Architectural details are powerful design elements. Finishing touches such as chair rails, crown moldings, wood cornices and other decorative enhancements can turn a beautiful home into a real showcase.
One of the hottest and longest lasting trends has been the use of wood in window
treatments, from shades to blinds, shutters and wood cornices. Whether you select
authentic or faux wood, stained or painted, it’s a look that clearly isn’t
slowing down. Why? Because using real wood cornices is an effective and versatile
way to infuse a rich, warm feeling into any design scheme.
With the option of choosing fabric or wallpaper to place in the middle or selecting
all wood, a cornice becomes more than just a functional item—it can incorporate
and coordinate with the other design elements in your room design. A decorator
can enhance the cornice design by using the same fabric, color or pattern found
in another area of the room, or by selecting complementary colors—the options
Even if a client wishes to go with an unadorned wood cornice, the versatility
of wood shines through. It harmonizes with classic, traditional, contemporary
or any other design scheme. In addition, the variety of finishes and wood species
ensures that the right cornice can be found to match any existing woodwork.
On a structural note, cornices draw the eye upward and raise the height of a
room, pulling the space together into a unified composition.
WOOD AND MOOD
The species of wood selected for a cornice changes its look dramatically. An
already-furnished room may, therefore, lean toward certain types of wood.
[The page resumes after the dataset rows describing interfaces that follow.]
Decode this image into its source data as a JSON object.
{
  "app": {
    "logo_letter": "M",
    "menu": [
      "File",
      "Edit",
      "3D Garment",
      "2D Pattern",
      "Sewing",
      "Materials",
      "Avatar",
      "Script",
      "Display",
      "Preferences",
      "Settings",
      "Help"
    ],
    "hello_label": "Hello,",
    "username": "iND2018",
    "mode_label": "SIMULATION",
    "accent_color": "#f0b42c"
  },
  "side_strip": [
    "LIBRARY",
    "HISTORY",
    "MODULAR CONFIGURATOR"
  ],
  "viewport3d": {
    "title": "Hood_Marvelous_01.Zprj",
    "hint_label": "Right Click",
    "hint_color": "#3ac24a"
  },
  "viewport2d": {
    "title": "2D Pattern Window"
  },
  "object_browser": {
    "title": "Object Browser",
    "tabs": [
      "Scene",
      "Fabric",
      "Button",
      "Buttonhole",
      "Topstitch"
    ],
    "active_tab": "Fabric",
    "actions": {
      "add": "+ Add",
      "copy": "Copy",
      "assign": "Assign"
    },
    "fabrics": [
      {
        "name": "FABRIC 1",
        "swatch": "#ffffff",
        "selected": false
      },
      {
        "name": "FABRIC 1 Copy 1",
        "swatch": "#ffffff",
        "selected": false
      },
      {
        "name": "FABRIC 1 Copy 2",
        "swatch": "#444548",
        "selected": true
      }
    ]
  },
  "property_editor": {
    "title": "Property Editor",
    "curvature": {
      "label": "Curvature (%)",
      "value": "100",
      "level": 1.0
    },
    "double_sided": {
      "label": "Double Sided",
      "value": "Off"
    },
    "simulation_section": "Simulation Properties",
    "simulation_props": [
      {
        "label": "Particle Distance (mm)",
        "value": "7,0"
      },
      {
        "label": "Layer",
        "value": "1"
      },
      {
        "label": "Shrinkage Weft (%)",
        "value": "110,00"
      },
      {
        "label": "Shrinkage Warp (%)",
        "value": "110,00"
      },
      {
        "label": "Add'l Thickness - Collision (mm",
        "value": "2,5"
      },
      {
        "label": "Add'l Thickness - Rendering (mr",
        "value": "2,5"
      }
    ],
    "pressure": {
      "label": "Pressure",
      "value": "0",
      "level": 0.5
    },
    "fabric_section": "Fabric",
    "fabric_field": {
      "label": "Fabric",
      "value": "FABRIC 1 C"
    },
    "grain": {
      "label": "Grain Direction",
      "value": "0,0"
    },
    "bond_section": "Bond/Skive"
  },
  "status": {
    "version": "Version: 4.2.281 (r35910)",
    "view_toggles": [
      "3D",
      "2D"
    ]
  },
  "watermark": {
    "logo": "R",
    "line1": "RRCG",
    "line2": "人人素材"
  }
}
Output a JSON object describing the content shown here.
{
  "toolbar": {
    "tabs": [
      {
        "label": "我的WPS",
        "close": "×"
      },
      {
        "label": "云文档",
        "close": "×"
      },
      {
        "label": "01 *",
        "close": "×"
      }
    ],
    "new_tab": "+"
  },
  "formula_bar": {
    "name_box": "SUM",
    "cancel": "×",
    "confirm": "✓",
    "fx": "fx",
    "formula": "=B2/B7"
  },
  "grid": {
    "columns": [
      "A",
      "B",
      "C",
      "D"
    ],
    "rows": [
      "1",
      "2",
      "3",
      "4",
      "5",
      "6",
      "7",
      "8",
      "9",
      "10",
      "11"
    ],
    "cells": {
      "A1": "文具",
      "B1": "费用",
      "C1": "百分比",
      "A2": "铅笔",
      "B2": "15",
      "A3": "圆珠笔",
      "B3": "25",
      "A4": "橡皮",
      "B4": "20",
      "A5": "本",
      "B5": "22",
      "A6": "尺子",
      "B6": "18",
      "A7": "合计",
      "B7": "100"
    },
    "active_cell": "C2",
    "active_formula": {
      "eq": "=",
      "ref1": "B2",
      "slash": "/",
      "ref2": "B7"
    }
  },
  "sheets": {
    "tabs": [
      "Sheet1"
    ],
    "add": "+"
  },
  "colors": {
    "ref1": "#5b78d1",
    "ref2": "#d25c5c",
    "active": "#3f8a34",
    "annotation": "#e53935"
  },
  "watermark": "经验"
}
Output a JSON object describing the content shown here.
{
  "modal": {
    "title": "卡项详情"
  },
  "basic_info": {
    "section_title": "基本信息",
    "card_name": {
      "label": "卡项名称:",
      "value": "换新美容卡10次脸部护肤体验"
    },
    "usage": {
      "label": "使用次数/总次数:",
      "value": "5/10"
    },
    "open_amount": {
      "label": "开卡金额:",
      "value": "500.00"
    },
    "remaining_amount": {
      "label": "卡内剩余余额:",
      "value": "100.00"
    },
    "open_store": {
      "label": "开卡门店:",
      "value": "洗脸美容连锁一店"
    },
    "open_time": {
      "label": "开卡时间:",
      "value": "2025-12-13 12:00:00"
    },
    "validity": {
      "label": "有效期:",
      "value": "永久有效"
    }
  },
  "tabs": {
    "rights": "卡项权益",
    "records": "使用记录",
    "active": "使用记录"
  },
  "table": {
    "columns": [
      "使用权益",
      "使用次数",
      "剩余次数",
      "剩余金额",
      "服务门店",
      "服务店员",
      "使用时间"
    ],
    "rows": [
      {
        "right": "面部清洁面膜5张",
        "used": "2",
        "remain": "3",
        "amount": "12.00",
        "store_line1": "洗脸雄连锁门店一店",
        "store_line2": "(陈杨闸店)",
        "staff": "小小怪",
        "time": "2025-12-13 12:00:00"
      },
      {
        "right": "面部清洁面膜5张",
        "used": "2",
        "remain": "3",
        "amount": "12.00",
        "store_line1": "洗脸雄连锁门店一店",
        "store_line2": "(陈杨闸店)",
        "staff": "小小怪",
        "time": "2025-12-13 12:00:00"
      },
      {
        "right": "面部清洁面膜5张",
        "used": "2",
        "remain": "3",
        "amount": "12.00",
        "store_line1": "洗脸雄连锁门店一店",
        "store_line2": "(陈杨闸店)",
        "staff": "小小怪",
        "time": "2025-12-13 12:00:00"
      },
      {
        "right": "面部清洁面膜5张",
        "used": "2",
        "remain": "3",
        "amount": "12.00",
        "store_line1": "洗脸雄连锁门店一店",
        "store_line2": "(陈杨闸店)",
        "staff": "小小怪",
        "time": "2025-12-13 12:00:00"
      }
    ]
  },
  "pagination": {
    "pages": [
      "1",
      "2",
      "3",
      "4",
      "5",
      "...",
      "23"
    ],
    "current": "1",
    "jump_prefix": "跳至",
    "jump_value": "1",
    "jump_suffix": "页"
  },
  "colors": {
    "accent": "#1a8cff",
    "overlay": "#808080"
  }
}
For
example, knotty pine bestows a natural, rustic look to a room’s decor.
Darker woods—mahogany and cherry—are formal and elegant. Maple, a
kitchen cabinet favorite, is airy, warm and light.
And, with the right stain or finish, most woods can be fine-tuned to a specific
HARD TO IMPROVE ON WOOD
In addition to all of these points, wood cornices are easy to maintain and clean,
highly durable, non-allergenic and easy to install. No further dressing is required.
It’s hard to find another material this strong in both looks and function.
Selected and installed with taste and care, your clients may find that classic
window treatments made from wood could even rival hardwood floors as one of the
home’s most desirable features. So why not go with the grain?
Ruth Barron is vice president of Creative Cornices, Deer Park, NY; www.creativecornices.com